Some observations from Week 3 of high school football.RIVERSIDE’S DEFENSE HAS PANTHERS IN CONTROLThe expectation was that Ben Hughes to Austin Dambach would be such a central focus for opposing defense that Riverside would be able to develop some complementary weapons. Through three weeks, Hughes to Dambach has proven to be so potent that it’s overshadowed strong games by the likes of LeMarcus Cleckley and Noah Harris.
Over the course of eight months, three Pennsylvania football players with scholarships offers from major-college programs transferred high schools as upperclassmen.Micah Parsons, a 6-foot-3, 245 pound defensive end considered one of the top prospects in the country, left Central Dauphin for Harrisburg in October 2016. In March 2017, Kenny White, a running back and defensive back, transferred from West Allegheny to Pine-Richland.
Muck Rack makes it simple to find people, tweets, or articles that mention any name, keyword, company, hashtag etc.
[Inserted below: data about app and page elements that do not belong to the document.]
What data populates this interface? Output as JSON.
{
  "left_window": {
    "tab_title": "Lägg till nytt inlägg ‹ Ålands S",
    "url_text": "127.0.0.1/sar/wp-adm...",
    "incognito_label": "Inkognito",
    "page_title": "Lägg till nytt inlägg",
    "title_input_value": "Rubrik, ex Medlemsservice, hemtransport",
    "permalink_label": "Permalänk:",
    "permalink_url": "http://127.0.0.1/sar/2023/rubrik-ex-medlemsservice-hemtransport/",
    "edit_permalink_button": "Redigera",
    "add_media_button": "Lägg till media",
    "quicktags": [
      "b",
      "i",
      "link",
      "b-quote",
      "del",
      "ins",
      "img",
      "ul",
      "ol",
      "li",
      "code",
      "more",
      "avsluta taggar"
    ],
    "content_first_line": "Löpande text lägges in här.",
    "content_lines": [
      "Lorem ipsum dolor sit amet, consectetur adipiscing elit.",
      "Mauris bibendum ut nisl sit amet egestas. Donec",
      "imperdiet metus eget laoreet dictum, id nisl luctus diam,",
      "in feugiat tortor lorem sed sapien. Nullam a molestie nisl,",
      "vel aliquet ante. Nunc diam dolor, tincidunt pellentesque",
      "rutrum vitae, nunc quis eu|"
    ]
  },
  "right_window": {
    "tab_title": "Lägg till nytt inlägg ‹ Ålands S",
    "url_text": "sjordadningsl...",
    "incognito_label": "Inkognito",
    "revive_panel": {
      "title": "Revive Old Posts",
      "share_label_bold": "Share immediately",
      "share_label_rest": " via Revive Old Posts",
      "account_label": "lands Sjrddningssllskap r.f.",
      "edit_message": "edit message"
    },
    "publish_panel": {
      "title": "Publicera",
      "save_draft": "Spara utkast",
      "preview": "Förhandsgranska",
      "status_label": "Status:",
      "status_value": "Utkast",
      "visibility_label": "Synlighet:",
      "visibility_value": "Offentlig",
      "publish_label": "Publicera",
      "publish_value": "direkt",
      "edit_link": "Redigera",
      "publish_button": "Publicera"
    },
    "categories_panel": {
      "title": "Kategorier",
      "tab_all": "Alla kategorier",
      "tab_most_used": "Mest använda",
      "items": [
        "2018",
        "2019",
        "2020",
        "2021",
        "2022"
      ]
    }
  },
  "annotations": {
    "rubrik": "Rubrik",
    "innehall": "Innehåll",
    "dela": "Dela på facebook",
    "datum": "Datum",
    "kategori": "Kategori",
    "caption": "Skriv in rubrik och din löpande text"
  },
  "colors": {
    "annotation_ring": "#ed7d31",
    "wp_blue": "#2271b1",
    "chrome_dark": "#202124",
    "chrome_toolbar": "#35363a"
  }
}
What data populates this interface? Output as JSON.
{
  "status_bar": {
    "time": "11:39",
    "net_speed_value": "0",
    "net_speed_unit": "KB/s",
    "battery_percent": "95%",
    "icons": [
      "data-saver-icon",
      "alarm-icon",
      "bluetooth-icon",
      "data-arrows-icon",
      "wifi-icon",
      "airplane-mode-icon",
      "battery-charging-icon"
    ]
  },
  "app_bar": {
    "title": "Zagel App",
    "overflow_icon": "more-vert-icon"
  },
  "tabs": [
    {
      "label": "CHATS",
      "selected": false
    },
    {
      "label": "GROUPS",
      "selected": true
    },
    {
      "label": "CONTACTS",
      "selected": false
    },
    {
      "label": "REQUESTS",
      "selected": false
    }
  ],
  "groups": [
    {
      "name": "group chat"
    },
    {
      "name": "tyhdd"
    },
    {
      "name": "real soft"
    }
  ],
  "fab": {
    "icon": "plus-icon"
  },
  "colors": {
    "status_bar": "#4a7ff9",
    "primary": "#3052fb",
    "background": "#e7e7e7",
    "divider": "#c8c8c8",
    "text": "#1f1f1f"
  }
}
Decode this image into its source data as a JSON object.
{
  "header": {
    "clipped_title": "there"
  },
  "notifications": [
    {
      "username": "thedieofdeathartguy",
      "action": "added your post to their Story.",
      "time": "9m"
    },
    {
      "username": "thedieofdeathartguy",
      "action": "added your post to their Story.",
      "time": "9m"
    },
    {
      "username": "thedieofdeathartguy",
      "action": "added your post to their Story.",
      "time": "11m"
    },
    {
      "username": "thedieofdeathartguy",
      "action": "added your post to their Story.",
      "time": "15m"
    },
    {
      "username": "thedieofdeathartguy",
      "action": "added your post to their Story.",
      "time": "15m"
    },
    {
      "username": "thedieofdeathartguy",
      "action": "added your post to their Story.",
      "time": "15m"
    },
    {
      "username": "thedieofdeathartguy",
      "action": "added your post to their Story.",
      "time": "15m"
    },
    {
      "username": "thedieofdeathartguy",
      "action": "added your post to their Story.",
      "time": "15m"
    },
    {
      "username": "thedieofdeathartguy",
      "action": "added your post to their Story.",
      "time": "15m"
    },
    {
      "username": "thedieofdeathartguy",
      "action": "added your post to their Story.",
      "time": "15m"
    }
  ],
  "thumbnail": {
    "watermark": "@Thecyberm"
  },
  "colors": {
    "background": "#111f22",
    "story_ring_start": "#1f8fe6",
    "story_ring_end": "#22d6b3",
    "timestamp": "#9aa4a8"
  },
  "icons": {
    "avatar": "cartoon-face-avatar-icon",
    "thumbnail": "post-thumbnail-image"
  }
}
We've compiled this guide to help you make the most of your search.
Selecting a term
Start searching tweets, articles from media outlets, articles mentioned in tweets, journalists'
names, titles and bios with some suggested searches:
Companies or Topics (e.g. iPhone, Microsoft)
Phrases (e.g. "cloud computing") — use quotes to keep the terms together
Twitter handles (e.g. @username) — returns those who have mentioned or replied to
Names (e.g. "David Pogue")
Hashtags (e.g. #sxsw, #london2012)
Bio details (e.g. vegan, Olympics, father)
Muck Rack's Advanced Search allows for many boolean operators.
Find results that mention multiple specified terms, use AND or
+. For example, ensure each result contains both Elon Musk and Mark Zuckerberg by
searching Obama AND Romney or Obama + Romney.
Use the operators OR or , to broaden your search when you'd like either of
multiple terms to appear in results. (This is the default behavior of our search when no operators
are used.) For example, search for democrat OR republican to find results that refer to
Democrats and/or Republicans.
Use NOT or - to subtract results from your search. For
example, searching Disney will yield results about the Walt Disney Company as well as Walt Disney
World Resort. To exclude mentions of Disney World, search for Disney -World or Disney
When using one of these operators with a phrase, enclose it in quotation marks. For example, you can
find results about smartphones excluding Apple's iPhone 4S by searching smartphone -"iPhone
Exact case matching or punctuation
If you're searching for a brand name or keyword that relies on specific punctuation marks or capitalization, you can
find results that match your exact query by adding matchcase: before the keyword you're searching for, like matchcase:E*TRADE .
Use parentheses to separate multiple
boolean phrases. For example, to find journalists talking about having fun in Disney World or
Disneyland, search for ("disney world" OR disneyland) AND fun.
An asterisk can be used to search for any variation of a root word truncated by the asterisk. For example, searching for admin* will return results for administrator, administration, administer, administered, etc.
A near operator is an AND operator where you can control the distance between the words. You can vary the distance the near operation uses by adding a forward slash and number (between 0-99) such as strawberries NEAR/10 "whipped cream", which means the strawberries must exist within 10 words of "whipped cream".